## SOURCE RECORDS:
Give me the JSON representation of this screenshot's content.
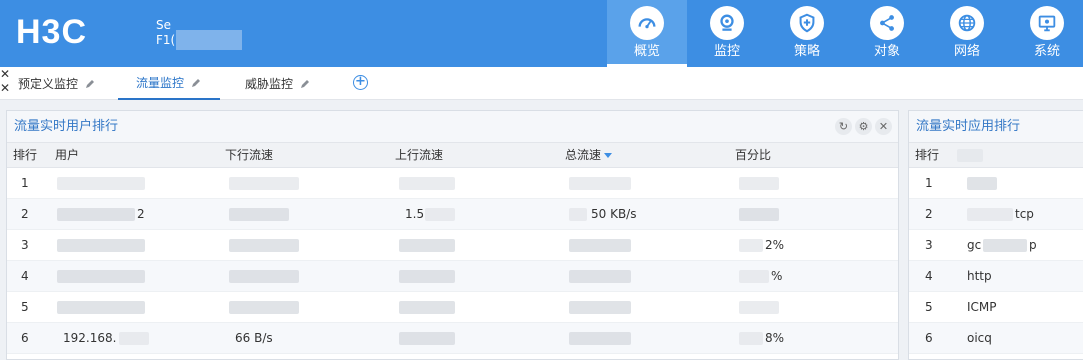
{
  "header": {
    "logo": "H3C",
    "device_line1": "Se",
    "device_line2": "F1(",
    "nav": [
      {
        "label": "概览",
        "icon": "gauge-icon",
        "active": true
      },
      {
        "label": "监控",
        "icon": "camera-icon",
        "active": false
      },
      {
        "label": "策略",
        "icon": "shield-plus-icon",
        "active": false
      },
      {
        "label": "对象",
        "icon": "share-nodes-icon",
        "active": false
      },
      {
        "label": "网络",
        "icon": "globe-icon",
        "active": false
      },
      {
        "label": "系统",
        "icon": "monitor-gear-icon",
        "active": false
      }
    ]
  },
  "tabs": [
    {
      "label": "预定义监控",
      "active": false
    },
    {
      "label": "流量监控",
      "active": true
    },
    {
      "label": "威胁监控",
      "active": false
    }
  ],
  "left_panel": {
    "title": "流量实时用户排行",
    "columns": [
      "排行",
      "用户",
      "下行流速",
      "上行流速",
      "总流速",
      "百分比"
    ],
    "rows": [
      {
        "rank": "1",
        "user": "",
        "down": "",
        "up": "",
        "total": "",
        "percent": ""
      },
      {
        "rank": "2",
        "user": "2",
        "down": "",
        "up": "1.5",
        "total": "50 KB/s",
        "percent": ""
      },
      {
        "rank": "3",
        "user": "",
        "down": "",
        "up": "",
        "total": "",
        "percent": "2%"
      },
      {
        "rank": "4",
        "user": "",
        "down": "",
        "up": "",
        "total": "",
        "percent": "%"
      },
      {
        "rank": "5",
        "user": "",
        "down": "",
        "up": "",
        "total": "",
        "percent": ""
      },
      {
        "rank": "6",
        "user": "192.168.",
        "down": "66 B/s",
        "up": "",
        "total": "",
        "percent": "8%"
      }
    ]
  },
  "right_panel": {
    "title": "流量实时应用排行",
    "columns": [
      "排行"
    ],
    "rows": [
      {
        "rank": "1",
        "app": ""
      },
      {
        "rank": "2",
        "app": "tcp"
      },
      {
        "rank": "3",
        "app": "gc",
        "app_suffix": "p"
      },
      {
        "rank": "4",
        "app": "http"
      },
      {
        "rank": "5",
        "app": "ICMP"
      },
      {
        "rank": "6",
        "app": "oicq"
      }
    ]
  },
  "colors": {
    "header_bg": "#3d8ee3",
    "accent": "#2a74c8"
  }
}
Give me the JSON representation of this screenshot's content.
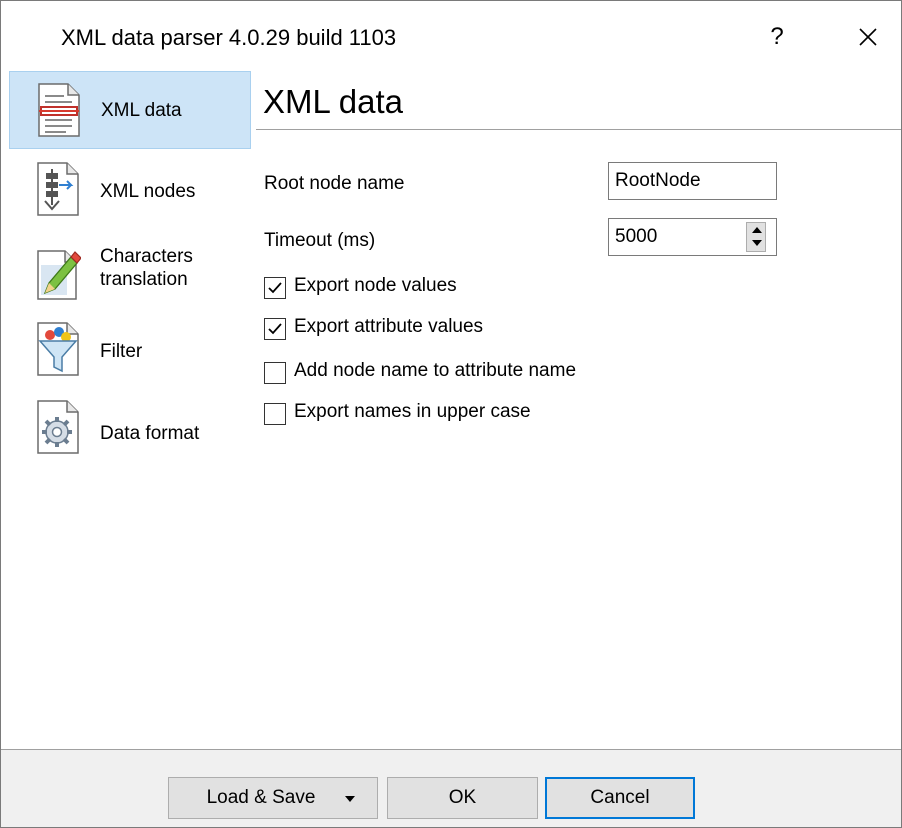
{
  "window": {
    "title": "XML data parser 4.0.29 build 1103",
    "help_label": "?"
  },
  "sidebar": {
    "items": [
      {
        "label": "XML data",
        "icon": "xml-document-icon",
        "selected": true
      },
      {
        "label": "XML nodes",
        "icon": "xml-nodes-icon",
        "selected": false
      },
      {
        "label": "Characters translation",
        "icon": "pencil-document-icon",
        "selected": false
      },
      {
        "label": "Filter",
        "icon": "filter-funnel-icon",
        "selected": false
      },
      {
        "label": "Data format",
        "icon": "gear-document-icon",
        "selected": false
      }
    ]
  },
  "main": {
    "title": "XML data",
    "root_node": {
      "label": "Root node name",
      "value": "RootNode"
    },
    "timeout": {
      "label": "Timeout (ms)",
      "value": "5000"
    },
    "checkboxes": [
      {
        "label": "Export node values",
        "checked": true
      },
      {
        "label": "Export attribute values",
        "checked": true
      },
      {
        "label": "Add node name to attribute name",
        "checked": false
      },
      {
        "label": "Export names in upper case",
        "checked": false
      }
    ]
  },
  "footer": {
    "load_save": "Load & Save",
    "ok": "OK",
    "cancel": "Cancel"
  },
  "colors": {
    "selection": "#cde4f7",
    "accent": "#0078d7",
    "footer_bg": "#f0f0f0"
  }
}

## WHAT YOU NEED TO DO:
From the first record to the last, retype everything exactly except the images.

## RESPONSE TO THIS EXERCISE:
Give me the JSON representation of this screenshot's content.
{
  "header": {
    "logo": "H3C",
    "device_line1": "Se",
    "device_line2": "F1(",
    "nav": [
      {
        "label": "概览",
        "icon": "gauge-icon",
        "active": true
      },
      {
        "label": "监控",
        "icon": "camera-icon",
        "active": false
      },
      {
        "label": "策略",
        "icon": "shield-plus-icon",
        "active": false
      },
      {
        "label": "对象",
        "icon": "share-nodes-icon",
        "active": false
      },
      {
        "label": "网络",
        "icon": "globe-icon",
        "active": false
      },
      {
        "label": "系统",
        "icon": "monitor-gear-icon",
        "active": false
      }
    ]
  },
  "tabs": [
    {
      "label": "预定义监控",
      "active": false
    },
    {
      "label": "流量监控",
      "active": true
    },
    {
      "label": "威胁监控",
      "active": false
    }
  ],
  "left_panel": {
    "title": "流量实时用户排行",
    "columns": [
      "排行",
      "用户",
      "下行流速",
      "上行流速",
      "总流速",
      "百分比"
    ],
    "rows": [
      {
        "rank": "1",
        "user": "",
        "down": "",
        "up": "",
        "total": "",
        "percent": ""
      },
      {
        "rank": "2",
        "user": "2",
        "down": "",
        "up": "1.5",
        "total": "50 KB/s",
        "percent": ""
      },
      {
        "rank": "3",
        "user": "",
        "down": "",
        "up": "",
        "total": "",
        "percent": "2%"
      },
      {
        "rank": "4",
        "user": "",
        "down": "",
        "up": "",
        "total": "",
        "percent": "%"
      },
      {
        "rank": "5",
        "user": "",
        "down": "",
        "up": "",
        "total": "",
        "percent": ""
      },
      {
        "rank": "6",
        "user": "192.168.",
        "down": "66 B/s",
        "up": "",
        "total": "",
        "percent": "8%"
      }
    ]
  },
  "right_panel": {
    "title": "流量实时应用排行",
    "columns": [
      "排行"
    ],
    "rows": [
      {
        "rank": "1",
        "app": ""
      },
      {
        "rank": "2",
        "app": "tcp"
      },
      {
        "rank": "3",
        "app": "gc",
        "app_suffix": "p"
      },
      {
        "rank": "4",
        "app": "http"
      },
      {
        "rank": "5",
        "app": "ICMP"
      },
      {
        "rank": "6",
        "app": "oicq"
      }
    ]
  },
  "colors": {
    "header_bg": "#3d8ee3",
    "accent": "#2a74c8"
  }
}
Give me the JSON representation of this screenshot's content.
{
  "window": {
    "title": "XML data parser 4.0.29 build 1103",
    "help_label": "?"
  },
  "sidebar": {
    "items": [
      {
        "label": "XML data",
        "icon": "xml-document-icon",
        "selected": true
      },
      {
        "label": "XML nodes",
        "icon": "xml-nodes-icon",
        "selected": false
      },
      {
        "label": "Characters translation",
        "icon": "pencil-document-icon",
        "selected": false
      },
      {
        "label": "Filter",
        "icon": "filter-funnel-icon",
        "selected": false
      },
      {
        "label": "Data format",
        "icon": "gear-document-icon",
        "selected": false
      }
    ]
  },
  "main": {
    "title": "XML data",
    "root_node": {
      "label": "Root node name",
      "value": "RootNode"
    },
    "timeout": {
      "label": "Timeout (ms)",
      "value": "5000"
    },
    "checkboxes": [
      {
        "label": "Export node values",
        "checked": true
      },
      {
        "label": "Export attribute values",
        "checked": true
      },
      {
        "label": "Add node name to attribute name",
        "checked": false
      },
      {
        "label": "Export names in upper case",
        "checked": false
      }
    ]
  },
  "footer": {
    "load_save": "Load & Save",
    "ok": "OK",
    "cancel": "Cancel"
  },
  "colors": {
    "selection": "#cde4f7",
    "accent": "#0078d7",
    "footer_bg": "#f0f0f0"
  }
}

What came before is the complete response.